A fungus ball in the lungs may cause no symptoms and may be discovered only with a chest x-ray. Or it may cause repeated coughing up of blood and occasionally severe, even fatal, bleeding. A rapidly invasive Aspergillus infection in the lungs often causes cough, fever, chest pain, and difficulty breathing.

Aspergillosis affecting the deeper tissues makes a person very ill. Symptoms include fever, chills, shock, delirium, and blood clots. The person may develop kidney failure, liver failure (causing jaundice), and breathing difficulties. Death can occur quickly.

Aspergillosis of the ear canal causes itching and occasionally pain. Fluid draining overnight from the ear may leave a stain on the pillow. Aspergillosis of the sinuses causes a feeling of congestion and sometimes pain or discharge.

In addition to the symptoms, an x-ray or computerised tomography (CT) scan of the infected area provides clues for making the diagnosis. Whenever possible, a doctor sends a sample of infected material to a laboratory to confirm identification of the fungus.Diagnosis

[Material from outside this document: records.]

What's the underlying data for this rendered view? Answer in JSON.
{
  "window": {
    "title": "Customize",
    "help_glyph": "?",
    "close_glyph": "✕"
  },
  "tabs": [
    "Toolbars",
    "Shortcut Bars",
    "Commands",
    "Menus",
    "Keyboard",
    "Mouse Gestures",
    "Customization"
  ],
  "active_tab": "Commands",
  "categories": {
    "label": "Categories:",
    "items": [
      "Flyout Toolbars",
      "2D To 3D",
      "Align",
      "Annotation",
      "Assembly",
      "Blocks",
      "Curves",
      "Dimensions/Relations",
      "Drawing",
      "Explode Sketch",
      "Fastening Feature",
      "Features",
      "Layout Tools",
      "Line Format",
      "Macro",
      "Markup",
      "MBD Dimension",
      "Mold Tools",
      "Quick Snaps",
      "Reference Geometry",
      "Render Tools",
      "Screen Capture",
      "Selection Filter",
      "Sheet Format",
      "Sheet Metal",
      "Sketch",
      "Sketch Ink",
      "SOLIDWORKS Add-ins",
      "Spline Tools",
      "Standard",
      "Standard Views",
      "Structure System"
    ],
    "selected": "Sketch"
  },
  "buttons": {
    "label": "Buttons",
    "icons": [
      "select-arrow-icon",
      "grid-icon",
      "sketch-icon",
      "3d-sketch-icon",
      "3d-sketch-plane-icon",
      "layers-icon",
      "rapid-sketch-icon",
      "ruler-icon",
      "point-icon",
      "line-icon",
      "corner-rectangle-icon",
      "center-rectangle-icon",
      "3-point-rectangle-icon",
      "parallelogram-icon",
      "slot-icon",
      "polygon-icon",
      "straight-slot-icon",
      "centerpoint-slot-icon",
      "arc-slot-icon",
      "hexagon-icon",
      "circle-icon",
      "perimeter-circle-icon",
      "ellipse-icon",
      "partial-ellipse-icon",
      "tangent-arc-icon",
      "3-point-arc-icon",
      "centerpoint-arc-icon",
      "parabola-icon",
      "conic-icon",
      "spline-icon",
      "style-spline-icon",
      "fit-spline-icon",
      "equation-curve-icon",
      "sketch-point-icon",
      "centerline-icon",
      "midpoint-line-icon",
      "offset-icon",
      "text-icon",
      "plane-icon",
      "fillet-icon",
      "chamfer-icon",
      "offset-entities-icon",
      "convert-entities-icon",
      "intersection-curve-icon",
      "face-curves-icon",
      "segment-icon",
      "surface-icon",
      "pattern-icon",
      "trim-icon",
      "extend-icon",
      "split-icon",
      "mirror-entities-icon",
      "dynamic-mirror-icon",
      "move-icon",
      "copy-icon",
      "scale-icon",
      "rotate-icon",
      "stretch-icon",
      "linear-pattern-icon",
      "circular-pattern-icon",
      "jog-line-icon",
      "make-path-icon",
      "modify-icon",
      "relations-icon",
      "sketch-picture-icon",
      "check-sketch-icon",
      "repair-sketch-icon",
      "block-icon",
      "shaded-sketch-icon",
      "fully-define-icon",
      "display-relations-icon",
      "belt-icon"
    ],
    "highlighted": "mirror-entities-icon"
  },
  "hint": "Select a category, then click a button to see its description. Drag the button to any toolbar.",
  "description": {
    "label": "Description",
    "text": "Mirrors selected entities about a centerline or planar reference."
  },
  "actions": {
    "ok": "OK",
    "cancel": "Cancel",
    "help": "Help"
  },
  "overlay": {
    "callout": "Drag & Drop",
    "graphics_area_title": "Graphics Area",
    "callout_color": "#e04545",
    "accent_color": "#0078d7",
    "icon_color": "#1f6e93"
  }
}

On chest X-ray and computed tomography pulmonary aspergillosis classically manifests as an air crescent sign.[1] In hematologic patients with invasive aspergillosis the galactomannan test can make the diagnosis in a noninvasive way.